The world has quite a rosy picture about expats. Inflated salaries, extra benefits and perks, children getting international exposure and different cultures - this could be the life of an expat, right? Not completely.
Though some of it may be true, the actual life of an expat is beyond this. There are grey areas that only expats understand. While one of it may be changing life circumstances, and thus some kind of inconsistency in lifestyle; what worries the expats most these days is the changing health scenario.
Life isn't as predictable and easy as it used to be a few years ago, thanks to some of the changes National Health Service (NHS) has been incorporating into company policies. Add to this the pressure of job assignments they hold overseas, and health surely takes centre stage.

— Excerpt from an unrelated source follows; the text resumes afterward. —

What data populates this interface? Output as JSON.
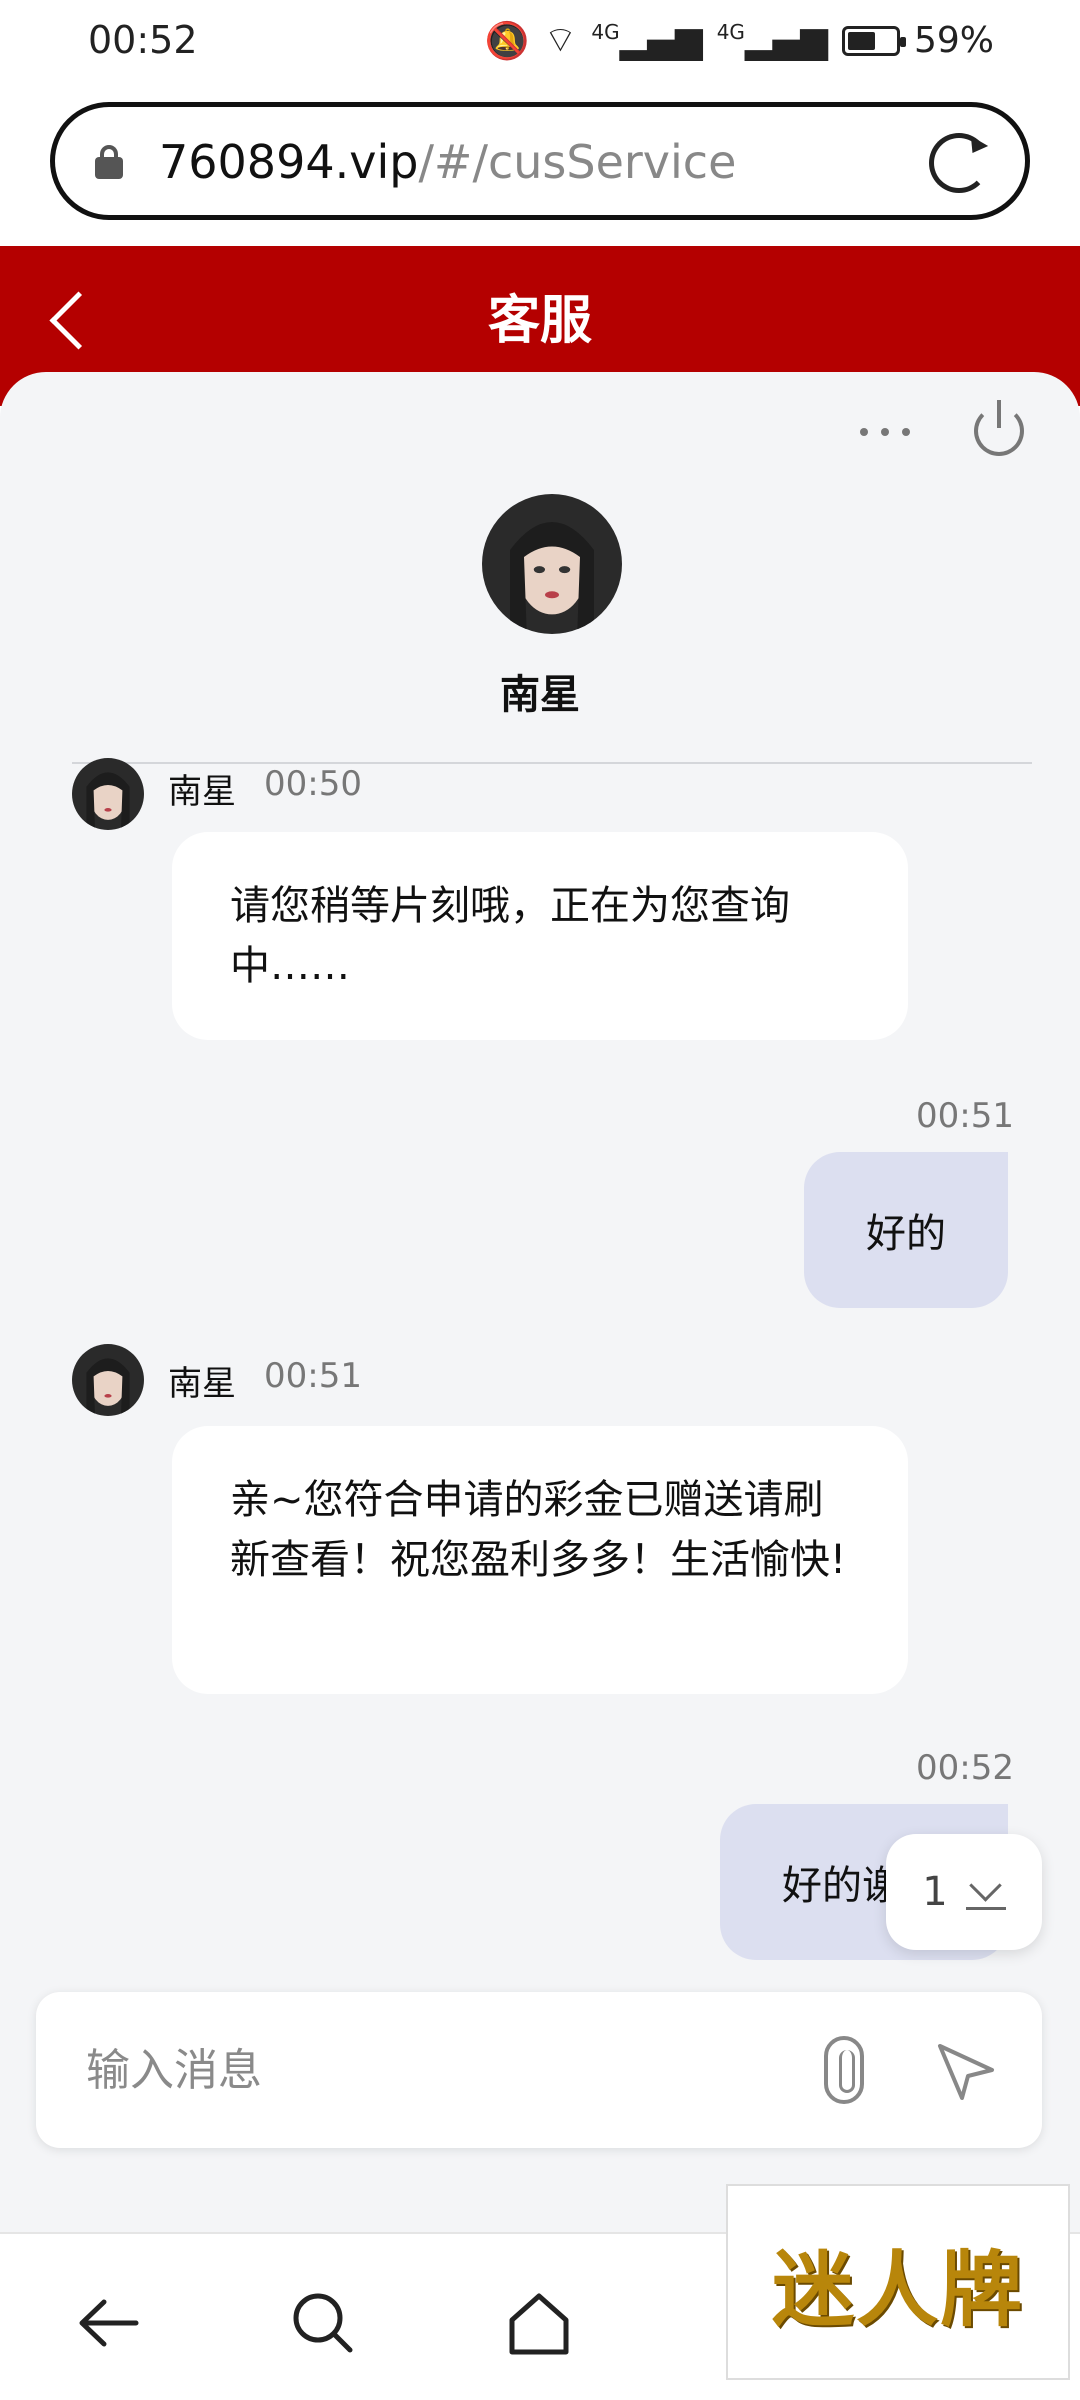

Though expat insurances are designed to cover the financial and other losses incurred by expats when they are living in a country that's not their own, they are often subject to change from time to time, depending on the changes brought into policies by their country of origin. Most common types of insurances purchased by expats include health, automobile, personal liability and short-term travel insurance among many others.
Alison Massey, Marketing and E-commerce Director of Now Health International says "Most expats from the UK travel to three main destinations: Spain for the retiree market, Australia for the long-term move and the UAE for a short-term assignment."

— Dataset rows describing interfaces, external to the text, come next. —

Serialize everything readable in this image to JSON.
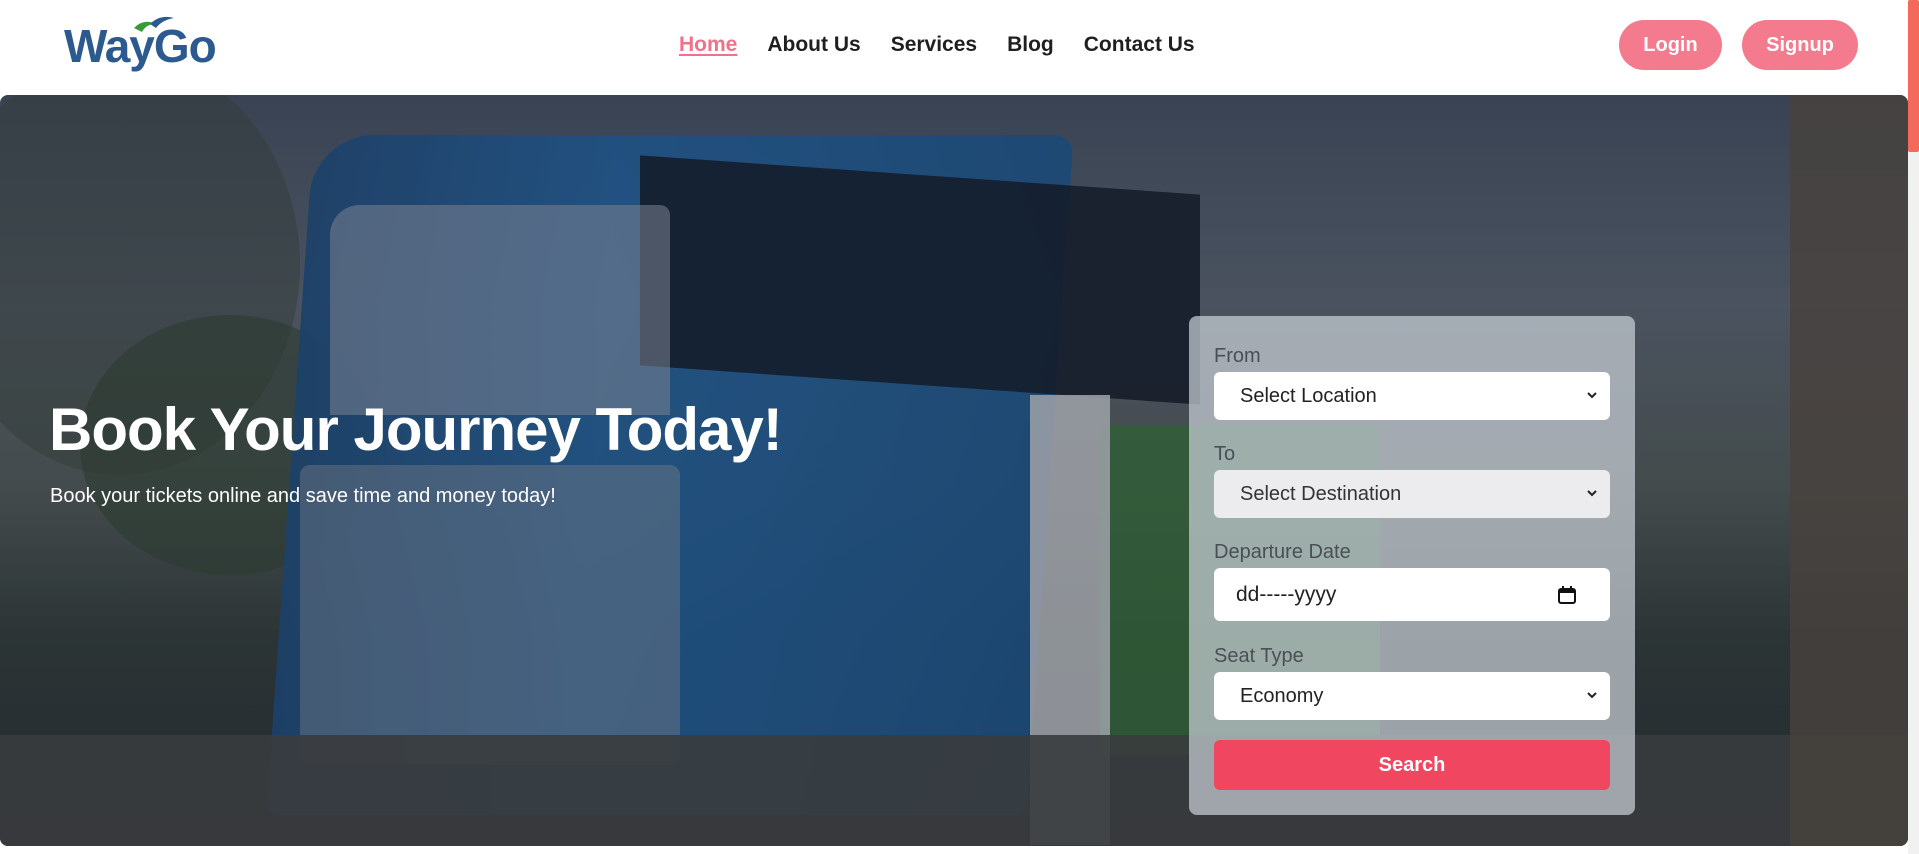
{
  "brand": {
    "name": "WayGo",
    "color": "#2c5a8f",
    "accent": "#3a9a3a"
  },
  "nav": {
    "items": [
      {
        "label": "Home",
        "active": true
      },
      {
        "label": "About Us",
        "active": false
      },
      {
        "label": "Services",
        "active": false
      },
      {
        "label": "Blog",
        "active": false
      },
      {
        "label": "Contact Us",
        "active": false
      }
    ]
  },
  "auth": {
    "login_label": "Login",
    "signup_label": "Signup"
  },
  "hero": {
    "title": "Book Your Journey Today!",
    "subtitle": "Book your tickets online and save time and money today!"
  },
  "form": {
    "from": {
      "label": "From",
      "value": "Select Location"
    },
    "to": {
      "label": "To",
      "value": "Select Destination"
    },
    "date": {
      "label": "Departure Date",
      "value": "dd-----yyyy"
    },
    "seat": {
      "label": "Seat Type",
      "value": "Economy"
    },
    "search_label": "Search"
  },
  "colors": {
    "primary_pink": "#f47b8e",
    "search_red": "#f0465f",
    "nav_active": "#f2708a"
  },
  "icons": {
    "select_chevron": "chevron-down-icon",
    "date_picker": "calendar-icon"
  }
}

Other than Australia where the public health system rivals that of the UK, there is little to no government assistance for outbound UK expats. Though NHS does recommend using its own agencies for any health cover, expats are often advised to do their own homework on buying policies to cover their individual and families' health concerns during their stay in a foreign country.
In a nutshell, today an expat has many more issues to consider than he/she did previously.
Earlier, the 'expat contract' that would include rent, school fees, extended holidays and a comprehensive life, critical illness and international medical insurance package. But, now it is history. When expats take up assignments overseas these days, the local contracts come with limited holidays, no rent or school fees and very likely reduced insurance coverage.
In the recent times, expat health coverage in the first year of stay in a foreign location is limited to emergency situations and basic walk-in situations into a hospital. Only after a year, even by NHS standards, does a comprehensive health plan kick in covering checkups and follow ups. Most of the times, health is an expat's own lookout.
Though some agencies do help the expat curate a health plan for self and family, the choice is never easy and complete.
Because, very often employers will provide their international employees with a budget to buy health insurance, and it's here that the main issue arises. Massey elaborates on the situation. "Majority of expats buying international health insurance are doing so for the first (and probably only) time. This means that they need additional assistance from their company on the right product to buy. Invariably however, internal company resources rarely stretch to provide this level of information which is why expats need to find reliable sources of independent information to help them make a good decision."
With a limited access to doctors, and complications arising out of keeping separate health plans timed differently, all add to the existing issues an expat and his/her family faces while on a high-stress job.
Agencies like Healthcare International. Cigna Expatplus, Expacare, Clements Worlwide, BUPA, AXA, Allianz Worldwide care, Aetna International - all cater to the growing health needs of expats. They also calculate the premiums according to the countries' ranking as per the medical costs.
An international health insurance plan is drawn based on the age and health condition of an expat. What's tricky here is, if an expat suffers a medical emergency while on a holiday in his own country, the policy works differently. In most cases, the situation even gets more complicated since the reimbursement and meeting of medical expenses in one's own homeland needs a different policy that applies in his country.
For instance, in the recent times, NHS decided it would not bear the cost of an expat's health care that enabled them to access free treatment in neighbouring countries, when they do not qualify through employment. Till late, expats passed on this cost to their homeland treasury in Britain. However, time margin was provided to some policy holders who held special category permission such as Social Security Residual Form S1. But, once it lapses, those living in other EU countries would require to buy a private medical insurance.
The changes that are made to their policies in their nation of birth, may even be out of the purview of an expat, making the health tracking a difficult issue.